The Elephant Vanishes Collection explores the changes to the Elephant and Castle area in Southwark, south London. The Collection shows people’s lives, homes and communities at a time of rapid change and expansion between 2004–2018.
The Elephant Vanishes project was a long-term photographic documentation of the 'regeneration' of Elephant and Castle. It was undertaken with students on the MA Photojournalism and Documentary Photography course at the London College of Communication (LCC). Each year of the project, students were set themes that interrogated different aspects of the development. The project produced exhibitions and publications, with the work being edited and curated into exhibition and book format by Professor Patrick Sutherland, Director of The Elephant Vanishes project. You can view the three-part book series online:
More than 150 photographic works from the project, along with research-based records and exhibition materials, were donated to the Photography and the Archive Research Centre (PARC). The Collection included studies made before and after the demolition of 1,212 flats in the Heygate Estate, the now dormant pedestrian subways and a number of the largely black and minority ethnic (BME) owned independent businesses in and around the shopping centre. Collaborators on the project include a number of artists, curators and practitioners, including; Val Williams, Tom Hunter, Brigitte Lardinois, Peter Fraser, Paul Lowe and Broomberg and Chanarin.
PARC donated the Collection, along with several other collections, to the Archives and Special Collections Centre (ASCC) in 2019.
The Elephant and Castle
The three most dominant themes in the Collection are the histories of people, community and buildings. With the continuing changes to Elephant and Castle, particularly the recent closure of the shopping centre in 2020 and subsequent development of this site, the Collection now forms an important record of the area.
Based at London College of Communication, the ASCC finds itself in the midst of this changing landscape. Whilst we preserve and care for this Collection inside a secure repository, outside of the college walls these changes continue. For those that live and work in the area, this has impacted the way we engage and interact with our surroundings. Leo Clarey, Academic Support Librarian at LCC, has been documenting the development of the shopping centre site as a personal project. His photographs help us to appreciate the lasting significance of The Elephant Vanishes Collection.

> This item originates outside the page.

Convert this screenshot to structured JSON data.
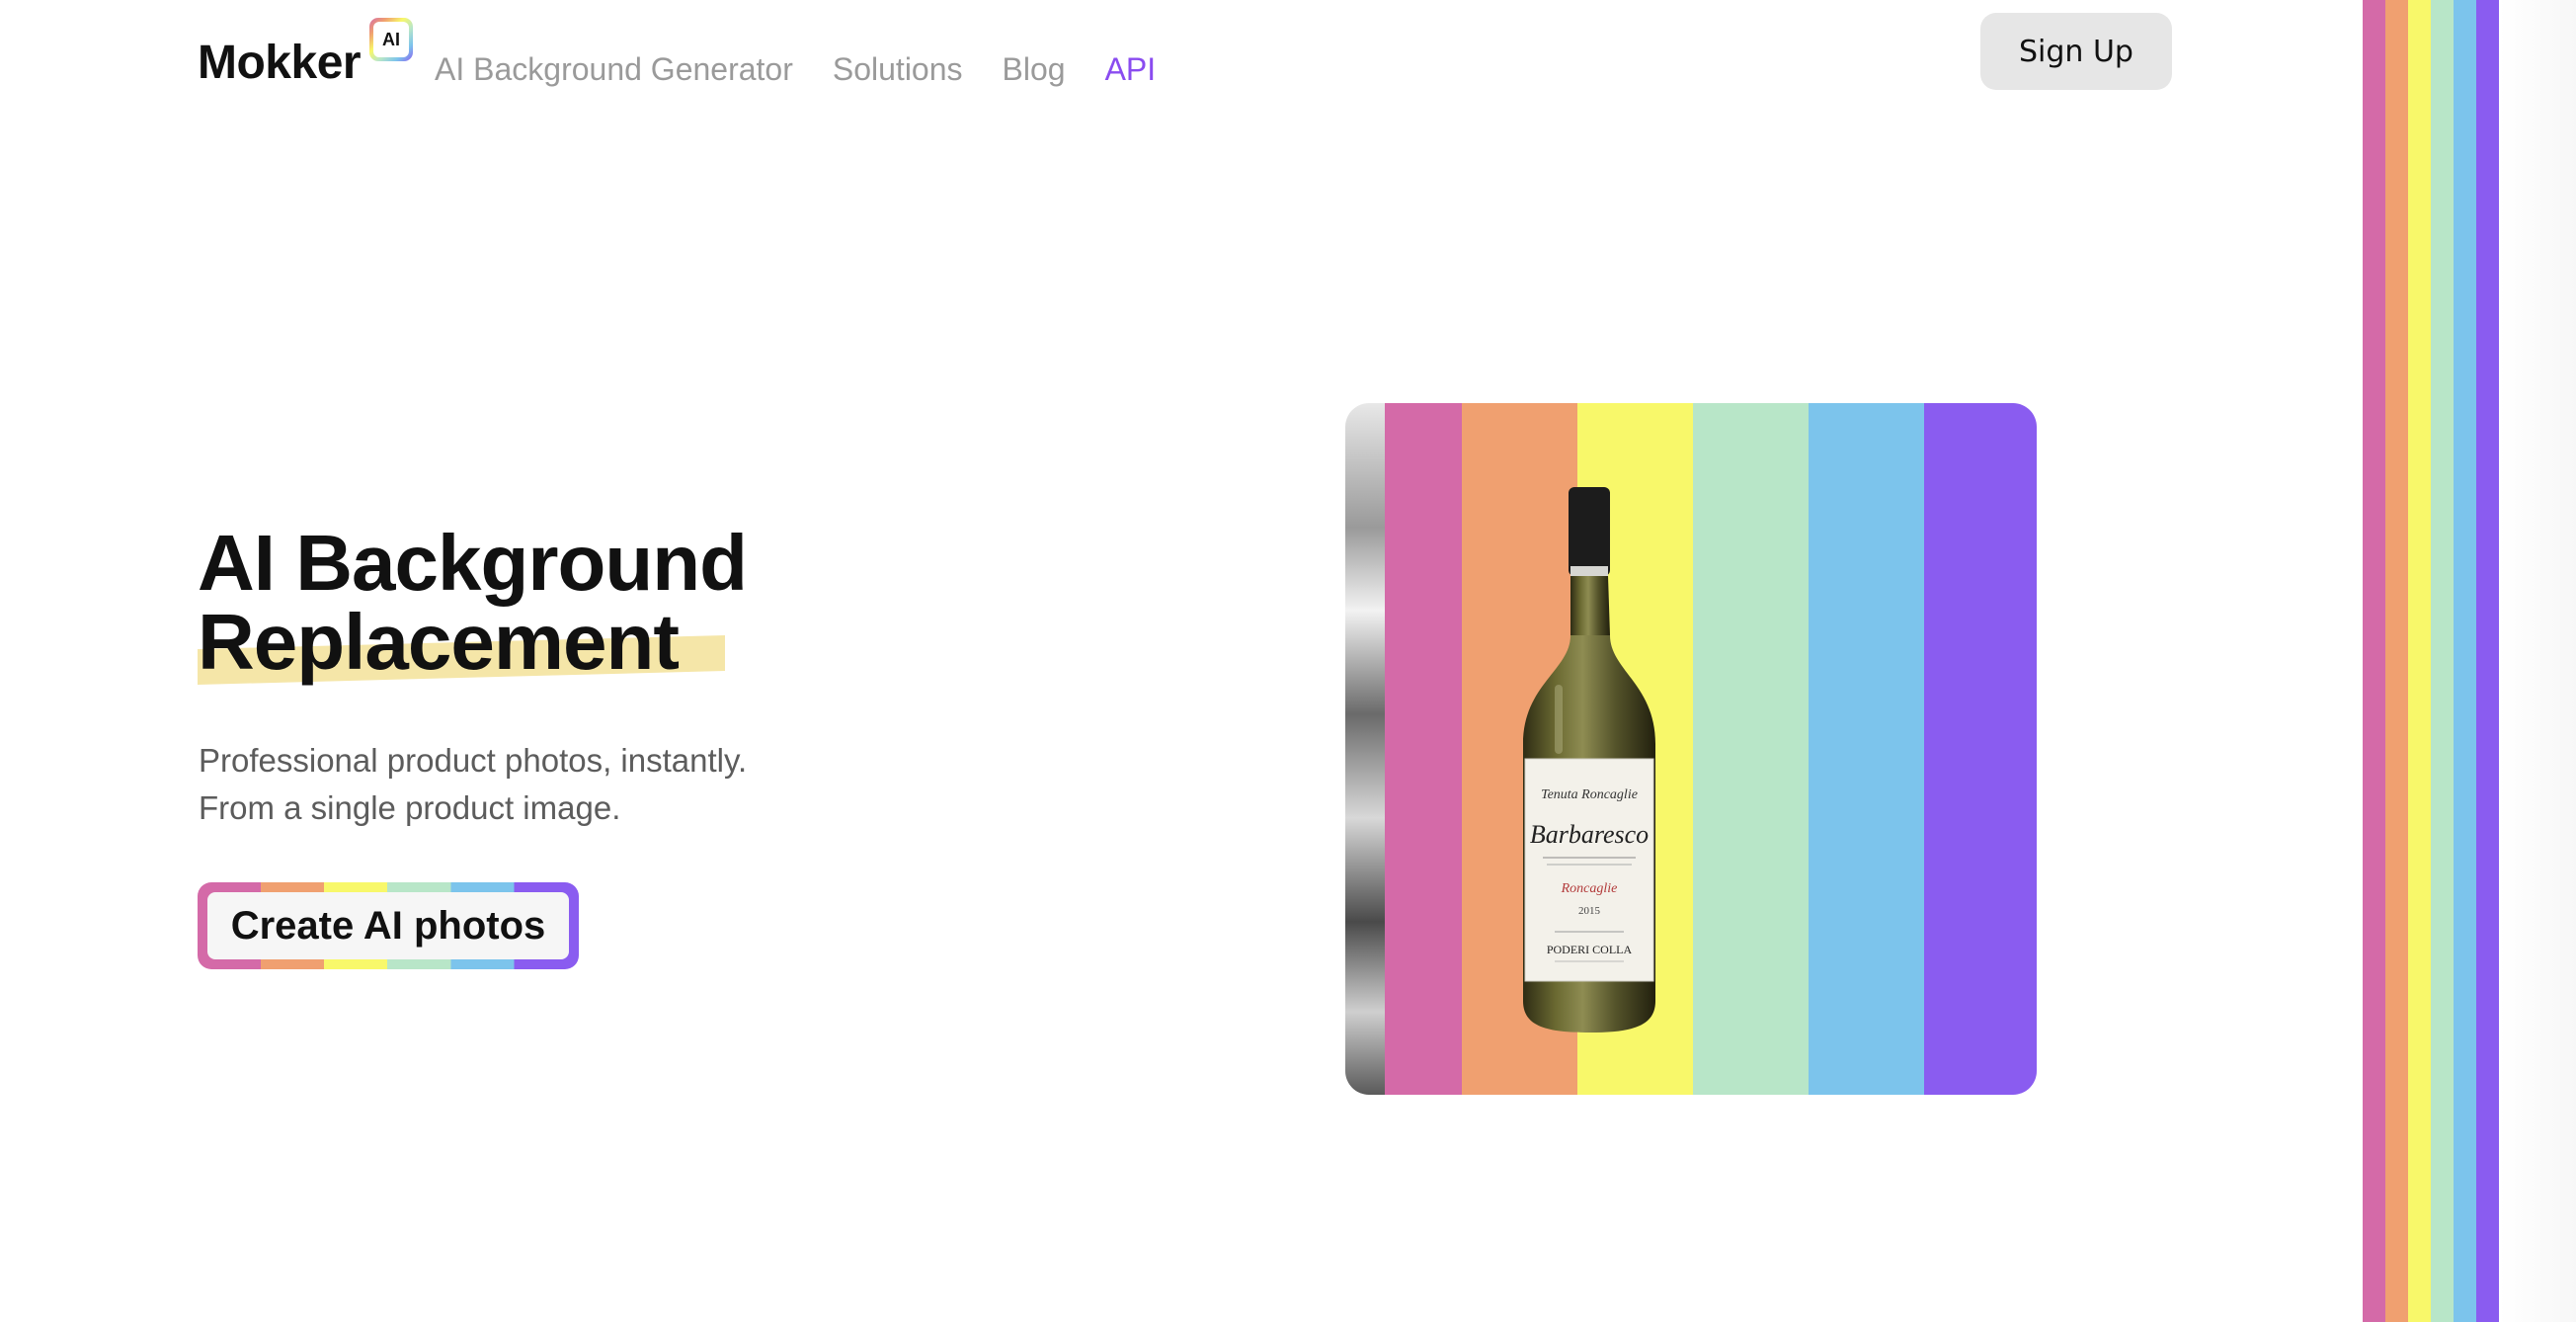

For more information about The Elephant Vanishes Collection please contact firstname.lastname@example.org.
Research contributed by Robin Christian, formerly of PARC.